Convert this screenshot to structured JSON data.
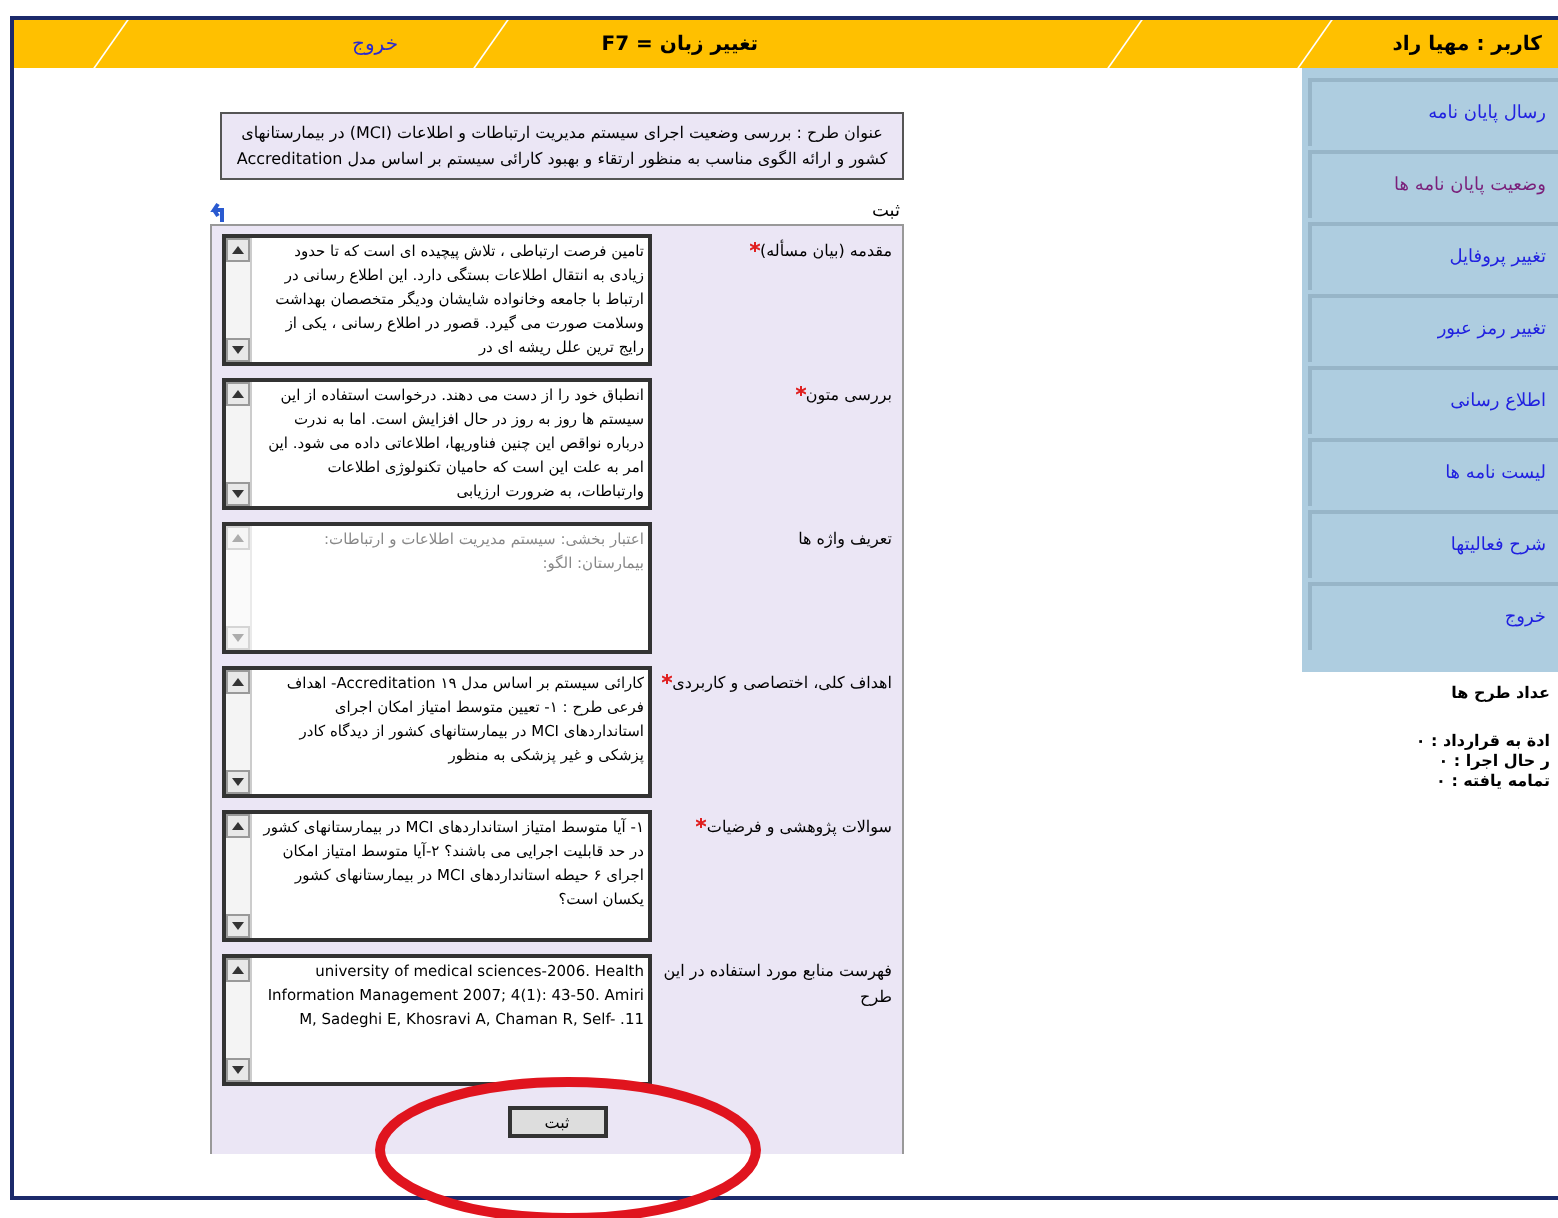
{
  "top_bar": {
    "user": "کاربر : مهیا راد",
    "language_hint": "F7 = تغییر زبان",
    "logout": "خروج"
  },
  "title_box": "عنوان طرح : بررسی وضعیت اجرای سیستم مدیریت ارتباطات و اطلاعات (MCI) در بیمارستانهای کشور و ارائه الگوی مناسب به منظور ارتقاء و بهبود کارائی سیستم بر اساس مدل Accreditation",
  "form_caption": "ثبت",
  "fields": [
    {
      "label": "مقدمه (بیان مسأله)",
      "required": true,
      "disabled": false,
      "value": "تامین فرصت ارتباطی ، تلاش پیچیده ای است که تا حدود زیادی به انتقال اطلاعات بستگی دارد. این اطلاع رسانی در ارتباط با جامعه وخانواده شایشان ودیگر متخصصان بهداشت وسلامت صورت می گیرد. قصور در اطلاع رسانی ، یکی از رایج ترین علل ریشه ای در"
    },
    {
      "label": "بررسی متون",
      "required": true,
      "disabled": false,
      "value": "انطباق خود را از دست می دهند. درخواست استفاده از این سیستم ها روز به روز در حال افزایش است. اما به ندرت درباره نواقص این چنین فناوریها، اطلاعاتی داده می شود. این امر به علت این است که حامیان تکنولوژی اطلاعات وارتباطات، به ضرورت ارزیابی"
    },
    {
      "label": "تعریف واژه ها",
      "required": false,
      "disabled": true,
      "value": "اعتبار بخشی: سیستم مدیریت اطلاعات و ارتباطات: بیمارستان: الگو:"
    },
    {
      "label": "اهداف کلی، اختصاصی و کاربردی",
      "required": true,
      "disabled": false,
      "value": "کارائی سیستم بر اساس مدل Accreditation ۱۹- اهداف فرعی طرح : ۱- تعیین متوسط امتیاز امکان اجرای استانداردهای MCI در بیمارستانهای کشور از دیدگاه کادر پزشکی و غیر پزشکی به منظور"
    },
    {
      "label": "سوالات پژوهشی و فرضیات",
      "required": true,
      "disabled": false,
      "value": "۱- آیا متوسط امتیاز استانداردهای MCI در بیمارستانهای کشور در حد قابلیت اجرایی می باشند؟ ۲-آیا متوسط امتیاز امکان اجرای ۶ حیطه استانداردهای MCI در بیمارستانهای کشور یکسان است؟"
    },
    {
      "label": "فهرست منابع مورد استفاده در این طرح",
      "required": false,
      "disabled": false,
      "value": "university of medical sciences-2006. Health Information Management 2007; 4(1): 43-50. Amiri M, Sadeghi E, Khosravi A, Chaman R, Self- .11"
    }
  ],
  "submit": "ثبت",
  "sidebar": {
    "items": [
      {
        "label": "رسال پایان نامه",
        "visited": false
      },
      {
        "label": "وضعیت پایان نامه ها",
        "visited": true
      },
      {
        "label": "تغییر پروفایل",
        "visited": false
      },
      {
        "label": "تغییر رمز عبور",
        "visited": false
      },
      {
        "label": "اطلاع رسانی",
        "visited": false
      },
      {
        "label": "لیست نامه ها",
        "visited": false
      },
      {
        "label": "شرح فعالیتها",
        "visited": false
      },
      {
        "label": "خروج",
        "visited": false
      }
    ],
    "stats_title": "عداد طرح ها",
    "stats": [
      "ادة به قرارداد : ۰",
      "ر حال اجرا : ۰",
      "تمامه یافته : ۰"
    ]
  }
}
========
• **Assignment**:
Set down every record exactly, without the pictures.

• **Your solution**:
Convert this screenshot to structured JSON data.
{
  "top_bar": {
    "user": "کاربر : مهیا راد",
    "language_hint": "F7 = تغییر زبان",
    "logout": "خروج"
  },
  "title_box": "عنوان طرح : بررسی وضعیت اجرای سیستم مدیریت ارتباطات و اطلاعات (MCI) در بیمارستانهای کشور و ارائه الگوی مناسب به منظور ارتقاء و بهبود کارائی سیستم بر اساس مدل Accreditation",
  "form_caption": "ثبت",
  "fields": [
    {
      "label": "مقدمه (بیان مسأله)",
      "required": true,
      "disabled": false,
      "value": "تامین فرصت ارتباطی ، تلاش پیچیده ای است که تا حدود زیادی به انتقال اطلاعات بستگی دارد. این اطلاع رسانی در ارتباط با جامعه وخانواده شایشان ودیگر متخصصان بهداشت وسلامت صورت می گیرد. قصور در اطلاع رسانی ، یکی از رایج ترین علل ریشه ای در"
    },
    {
      "label": "بررسی متون",
      "required": true,
      "disabled": false,
      "value": "انطباق خود را از دست می دهند. درخواست استفاده از این سیستم ها روز به روز در حال افزایش است. اما به ندرت درباره نواقص این چنین فناوریها، اطلاعاتی داده می شود. این امر به علت این است که حامیان تکنولوژی اطلاعات وارتباطات، به ضرورت ارزیابی"
    },
    {
      "label": "تعریف واژه ها",
      "required": false,
      "disabled": true,
      "value": "اعتبار بخشی: سیستم مدیریت اطلاعات و ارتباطات: بیمارستان: الگو:"
    },
    {
      "label": "اهداف کلی، اختصاصی و کاربردی",
      "required": true,
      "disabled": false,
      "value": "کارائی سیستم بر اساس مدل Accreditation ۱۹- اهداف فرعی طرح : ۱- تعیین متوسط امتیاز امکان اجرای استانداردهای MCI در بیمارستانهای کشور از دیدگاه کادر پزشکی و غیر پزشکی به منظور"
    },
    {
      "label": "سوالات پژوهشی و فرضیات",
      "required": true,
      "disabled": false,
      "value": "۱- آیا متوسط امتیاز استانداردهای MCI در بیمارستانهای کشور در حد قابلیت اجرایی می باشند؟ ۲-آیا متوسط امتیاز امکان اجرای ۶ حیطه استانداردهای MCI در بیمارستانهای کشور یکسان است؟"
    },
    {
      "label": "فهرست منابع مورد استفاده در این طرح",
      "required": false,
      "disabled": false,
      "value": "university of medical sciences-2006. Health Information Management 2007; 4(1): 43-50. Amiri M, Sadeghi E, Khosravi A, Chaman R, Self- .11"
    }
  ],
  "submit": "ثبت",
  "sidebar": {
    "items": [
      {
        "label": "رسال پایان نامه",
        "visited": false
      },
      {
        "label": "وضعیت پایان نامه ها",
        "visited": true
      },
      {
        "label": "تغییر پروفایل",
        "visited": false
      },
      {
        "label": "تغییر رمز عبور",
        "visited": false
      },
      {
        "label": "اطلاع رسانی",
        "visited": false
      },
      {
        "label": "لیست نامه ها",
        "visited": false
      },
      {
        "label": "شرح فعالیتها",
        "visited": false
      },
      {
        "label": "خروج",
        "visited": false
      }
    ],
    "stats_title": "عداد طرح ها",
    "stats": [
      "ادة به قرارداد : ۰",
      "ر حال اجرا : ۰",
      "تمامه یافته : ۰"
    ]
  }
}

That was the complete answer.